Instacart's IPO Gains Fade as Share Price Continues to Slide
Instacart, the popular grocery delivery company, experienced a more than 5% slump in its share price on the second day of trading, extending a downward trend that began immediately after its Nasdaq debut. Despite a promising start, with shares initially surging 40% to open at $42, the stock gradually declined throughout the day, closing at $33.70. By Wednesday afternoon, the rally had fizzled further, and shares were trading below $32.
Hesitation in Tech Company Investments
Instacart's falling share price reflects investor hesitancy towards tech companies aiming to disrupt traditional markets despite challenging economic conditions. This hesitation is evident in the tepid performance of other gig economy companies that went public, such as Airbnb, DoorDash, Uber, and Lyft. Among these companies, only Airbnb has been a favorable investment for shareholders.
Analyst Skepticism and Growth Concerns
Gene Munster, managing partner at Deepwater Asset Management, expressed skepticism about Instacart's prospects, noting that the initial surge in share price was typical of an IPO but potentially misleading. Munster highlighted that Instacart's unit growth has been stagnant year to date, raising questions about the company's ability to reaccelerate order growth. Analysts at Needham issued a "hold" rating on Instacart's stock, anticipating more challenging growth over the next three years. They cited structural headwinds against adoption and expectations of below-consensus post-pandemic online grocery sales in the US.
In conclusion, Instacart's IPO gains quickly dissipated as its share price continued to decline. The hesitation among investors towards tech companies disrupting traditional markets, coupled with concerns about Instacart's growth prospects, contribute to the challenges the company faces. As the market evolves, it remains to be seen how Instacart will navigate these obstacles and regain investor confidence.
Conclusion: The Impact of Instacart's IPO Performance on New Businesses
Instacart's IPO performance provides a "hot take" on the potential challenges new businesses, particularly tech companies, may face in the current investment climate.
Investor Hesitation and Market Disruption
Instacart's falling share price highlights investor caution towards tech companies aiming to disrupt traditional markets.
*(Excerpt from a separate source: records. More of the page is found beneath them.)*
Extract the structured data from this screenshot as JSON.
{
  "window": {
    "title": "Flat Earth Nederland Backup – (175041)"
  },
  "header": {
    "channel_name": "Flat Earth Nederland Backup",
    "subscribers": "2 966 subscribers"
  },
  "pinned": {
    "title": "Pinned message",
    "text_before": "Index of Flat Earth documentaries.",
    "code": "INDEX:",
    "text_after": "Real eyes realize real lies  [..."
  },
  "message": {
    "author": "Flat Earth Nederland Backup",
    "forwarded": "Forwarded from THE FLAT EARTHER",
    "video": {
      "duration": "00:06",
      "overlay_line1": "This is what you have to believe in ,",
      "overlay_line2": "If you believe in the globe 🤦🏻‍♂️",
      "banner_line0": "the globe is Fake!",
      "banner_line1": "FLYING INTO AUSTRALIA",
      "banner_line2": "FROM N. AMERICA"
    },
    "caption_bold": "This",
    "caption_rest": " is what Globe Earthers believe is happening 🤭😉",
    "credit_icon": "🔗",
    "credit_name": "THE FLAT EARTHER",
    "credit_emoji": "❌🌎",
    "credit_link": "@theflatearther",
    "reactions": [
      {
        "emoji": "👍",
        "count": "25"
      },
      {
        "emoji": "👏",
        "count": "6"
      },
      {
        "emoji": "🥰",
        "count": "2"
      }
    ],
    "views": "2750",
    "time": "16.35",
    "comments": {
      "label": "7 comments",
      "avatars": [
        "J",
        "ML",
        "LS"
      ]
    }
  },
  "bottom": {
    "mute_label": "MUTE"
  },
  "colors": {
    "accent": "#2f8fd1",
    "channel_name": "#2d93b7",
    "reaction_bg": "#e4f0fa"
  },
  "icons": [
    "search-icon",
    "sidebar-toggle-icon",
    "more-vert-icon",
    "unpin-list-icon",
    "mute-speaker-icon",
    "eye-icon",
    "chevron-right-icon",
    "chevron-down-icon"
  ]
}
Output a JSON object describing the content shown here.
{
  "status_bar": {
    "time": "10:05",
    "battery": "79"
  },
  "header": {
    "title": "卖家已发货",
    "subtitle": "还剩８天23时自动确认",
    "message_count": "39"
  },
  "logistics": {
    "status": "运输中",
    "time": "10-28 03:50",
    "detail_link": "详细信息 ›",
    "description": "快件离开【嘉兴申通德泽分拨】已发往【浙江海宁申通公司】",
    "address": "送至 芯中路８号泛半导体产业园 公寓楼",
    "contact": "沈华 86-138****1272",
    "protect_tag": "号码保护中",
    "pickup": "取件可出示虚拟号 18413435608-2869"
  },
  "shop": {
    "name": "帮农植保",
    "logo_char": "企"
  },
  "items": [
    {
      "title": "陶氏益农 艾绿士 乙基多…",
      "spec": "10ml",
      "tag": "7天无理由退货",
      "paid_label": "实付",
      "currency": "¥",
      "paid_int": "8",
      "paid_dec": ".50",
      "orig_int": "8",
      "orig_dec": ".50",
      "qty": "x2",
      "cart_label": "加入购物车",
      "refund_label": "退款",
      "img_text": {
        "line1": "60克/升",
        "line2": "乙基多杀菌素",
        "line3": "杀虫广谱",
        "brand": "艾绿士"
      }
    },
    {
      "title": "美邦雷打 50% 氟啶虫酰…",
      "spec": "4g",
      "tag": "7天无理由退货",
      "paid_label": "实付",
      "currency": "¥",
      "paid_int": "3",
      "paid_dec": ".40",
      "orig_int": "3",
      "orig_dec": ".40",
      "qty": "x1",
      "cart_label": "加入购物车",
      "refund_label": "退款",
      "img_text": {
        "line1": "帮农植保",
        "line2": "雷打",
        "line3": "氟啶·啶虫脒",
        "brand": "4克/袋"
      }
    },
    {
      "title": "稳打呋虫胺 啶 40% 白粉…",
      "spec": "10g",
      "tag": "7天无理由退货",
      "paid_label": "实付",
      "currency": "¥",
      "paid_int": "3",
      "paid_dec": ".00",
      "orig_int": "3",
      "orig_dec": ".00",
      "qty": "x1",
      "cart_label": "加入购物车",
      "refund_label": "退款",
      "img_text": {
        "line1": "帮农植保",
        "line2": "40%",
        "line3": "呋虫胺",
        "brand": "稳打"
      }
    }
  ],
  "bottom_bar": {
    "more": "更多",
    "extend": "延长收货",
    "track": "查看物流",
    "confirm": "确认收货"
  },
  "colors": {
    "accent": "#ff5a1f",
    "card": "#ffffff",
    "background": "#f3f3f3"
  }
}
This suggests that new businesses, especially those in the gig economy, must demonstrate a clear competitive edge and sustainable growth strategies to attract and retain investor interest.
Analyst Skepticism and the Importance of Growth
The skepticism expressed by analysts about Instacart's growth prospects underscores the importance of demonstrating consistent growth for new businesses. Companies must be prepared to address investor concerns and provide compelling evidence of their potential for long-term success.
In conclusion, while Instacart's IPO gains quickly evaporated, the lessons from its experience are invaluable for new businesses. Understanding investor expectations, navigating market disruptions, and addressing growth concerns are crucial considerations for new businesses planning to go public. As the market continues to evolve, these businesses must adapt and innovate to meet these challenges and maintain investor confidence.